Element data from apps and pages:
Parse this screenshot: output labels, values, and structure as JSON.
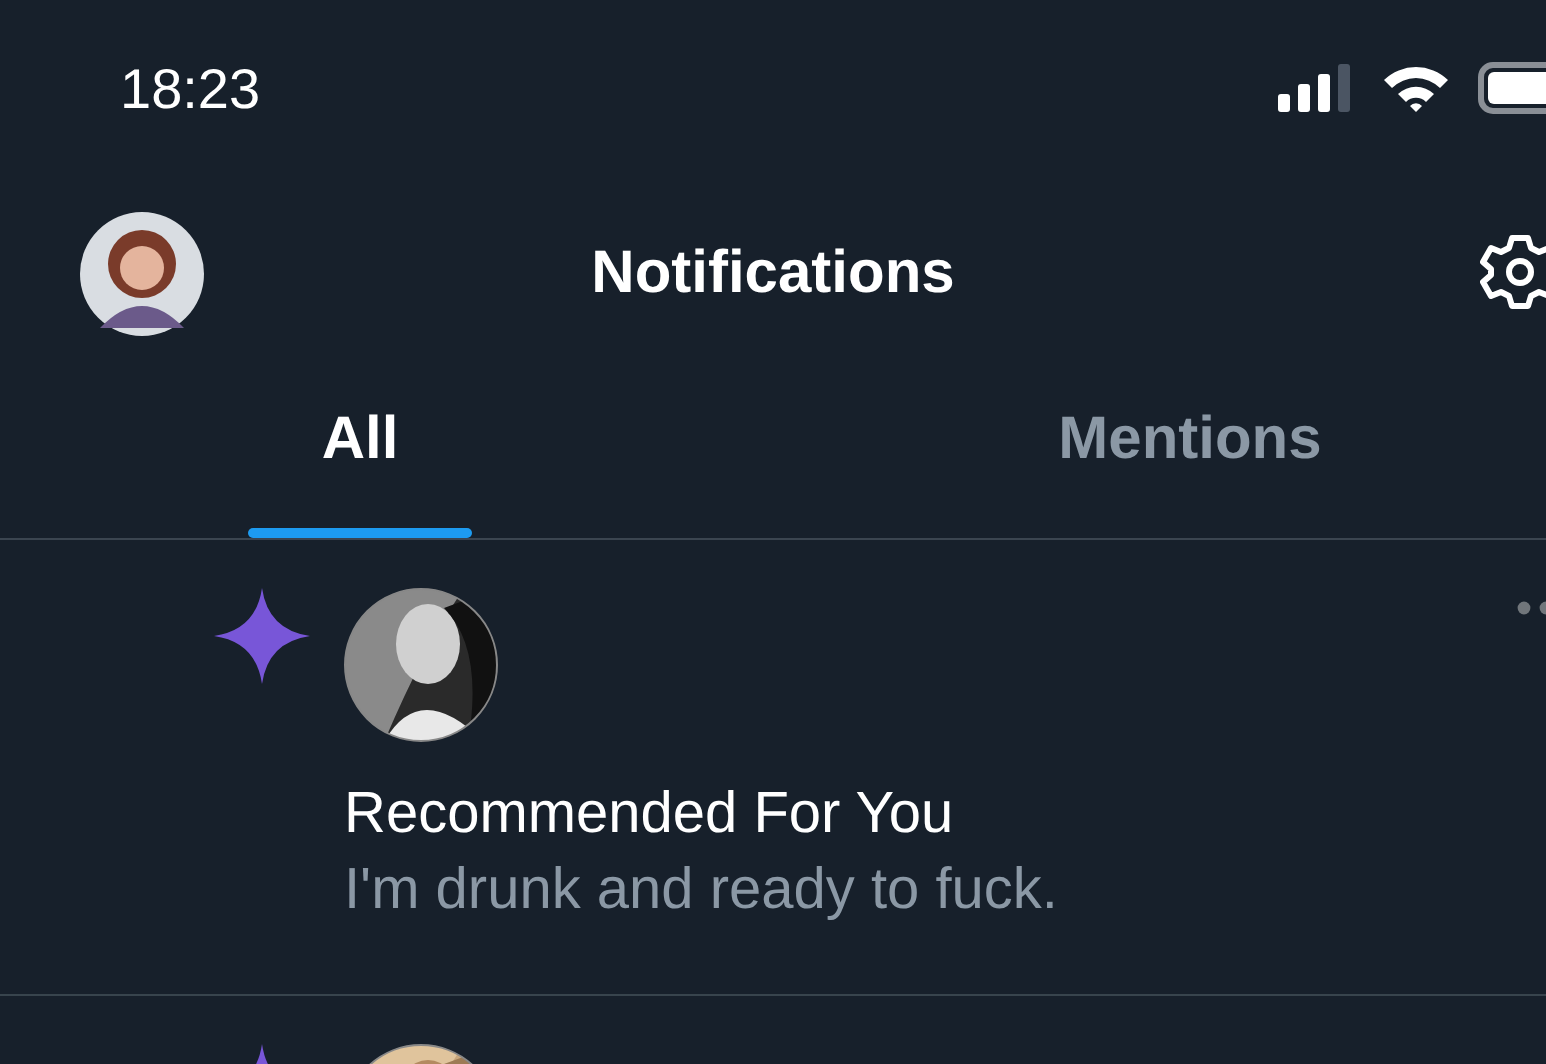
{
  "status_bar": {
    "time": "18:23"
  },
  "header": {
    "title": "Notifications"
  },
  "tabs": [
    {
      "label": "All",
      "selected": true
    },
    {
      "label": "Mentions",
      "selected": false
    }
  ],
  "notifications": [
    {
      "kind": "recommended",
      "title": "Recommended For You",
      "text": "I'm drunk and ready to fuck."
    },
    {
      "kind": "recommended"
    }
  ]
}
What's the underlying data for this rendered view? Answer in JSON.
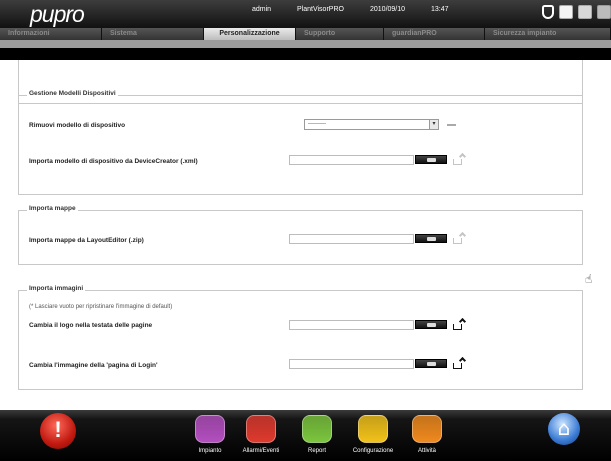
{
  "header": {
    "logo": "pupro",
    "user": "admin",
    "product": "PlantVisorPRO",
    "date": "2010/09/10",
    "time": "13:47"
  },
  "tabs": [
    {
      "label": "Informazioni"
    },
    {
      "label": "Sistema"
    },
    {
      "label": "Personalizzazione",
      "active": true
    },
    {
      "label": "Supporto"
    },
    {
      "label": "guardianPRO"
    },
    {
      "label": "Sicurezza impianto"
    }
  ],
  "sections": {
    "models": {
      "legend": "Gestione Modelli Dispositivi",
      "remove_label": "Rimuovi modello di dispositivo",
      "remove_select_value": "---------",
      "import_label": "Importa modello di dispositivo da DeviceCreator (.xml)"
    },
    "maps": {
      "legend": "Importa mappe",
      "import_label": "Importa mappe da LayoutEditor (.zip)"
    },
    "images": {
      "legend": "Importa immagini",
      "note": "(* Lasciare vuoto per ripristinare l'immagine di default)",
      "logo_label": "Cambia il logo nella testata delle pagine",
      "login_label": "Cambia l'immagine della 'pagina di Login'"
    }
  },
  "footer": {
    "buttons": [
      {
        "label": "Impianto",
        "color": "#b44fc0"
      },
      {
        "label": "Allarmi/Eventi",
        "color": "#e03a2e"
      },
      {
        "label": "Report",
        "color": "#7cc63e"
      },
      {
        "label": "Configurazione",
        "color": "#f2c21a"
      },
      {
        "label": "Attività",
        "color": "#f08a1e"
      }
    ]
  },
  "colors": {
    "header_bg": "#1a1a1a",
    "active_tab": "#d0d0d0",
    "section_border": "#c8c8c8"
  }
}
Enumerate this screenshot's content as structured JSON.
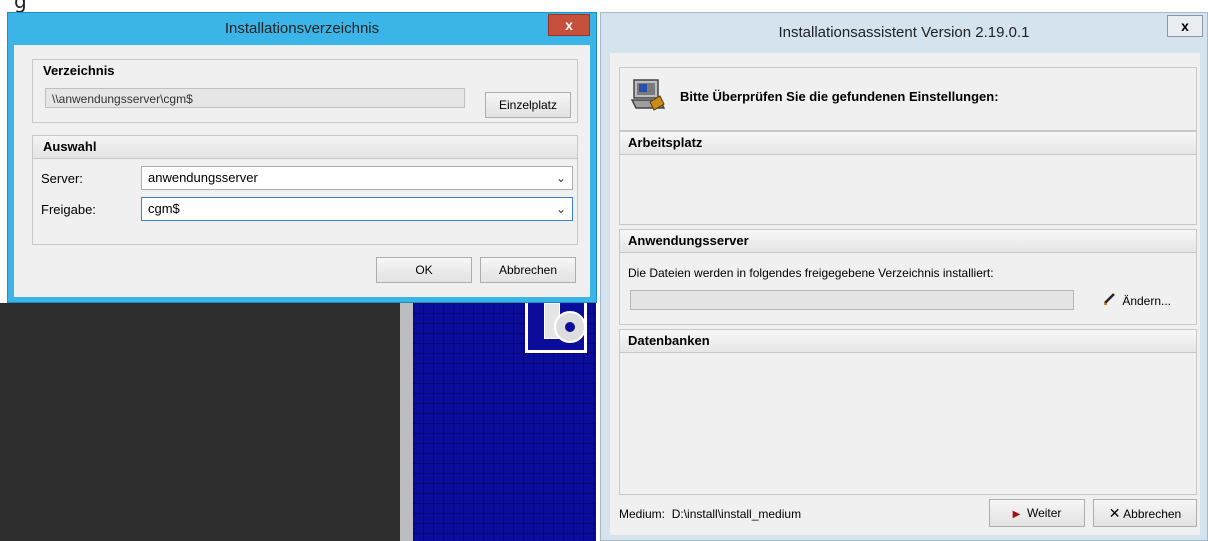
{
  "background": {
    "snippet_text": "g"
  },
  "dialog_directory": {
    "title": "Installationsverzeichnis",
    "close_label": "x",
    "group_directory": {
      "heading": "Verzeichnis",
      "path_value": "\\\\anwendungsserver\\cgm$",
      "single_button": "Einzelplatz"
    },
    "group_selection": {
      "heading": "Auswahl",
      "server_label": "Server:",
      "server_value": "anwendungsserver",
      "share_label": "Freigabe:",
      "share_value": "cgm$"
    },
    "ok_button": "OK",
    "cancel_button": "Abbrechen"
  },
  "dialog_wizard": {
    "title": "Installationsassistent  Version 2.19.0.1",
    "close_label": "x",
    "header_text": "Bitte Überprüfen Sie die gefundenen Einstellungen:",
    "section_workstation": {
      "heading": "Arbeitsplatz"
    },
    "section_appserver": {
      "heading": "Anwendungsserver",
      "description": "Die Dateien werden in folgendes freigegebene Verzeichnis installiert:",
      "path_value": "",
      "change_button": "Ändern..."
    },
    "section_databases": {
      "heading": "Datenbanken"
    },
    "medium_label": "Medium:",
    "medium_value": "D:\\install\\install_medium",
    "next_button": "Weiter",
    "cancel_button": "Abbrechen",
    "icons": {
      "install": "install-computer-icon",
      "next": "play-arrow-icon",
      "cancel": "x-cross-icon",
      "edit": "pencil-icon"
    },
    "accent_next": "#a01010"
  }
}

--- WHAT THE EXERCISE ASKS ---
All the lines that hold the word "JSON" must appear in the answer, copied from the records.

--- WRITTEN RESPONSE ---
Parse this screenshot: output labels, values, and structure as JSON.
What's the underlying data for this rendered view? Answer in JSON.
Enumerate this screenshot's content as structured JSON.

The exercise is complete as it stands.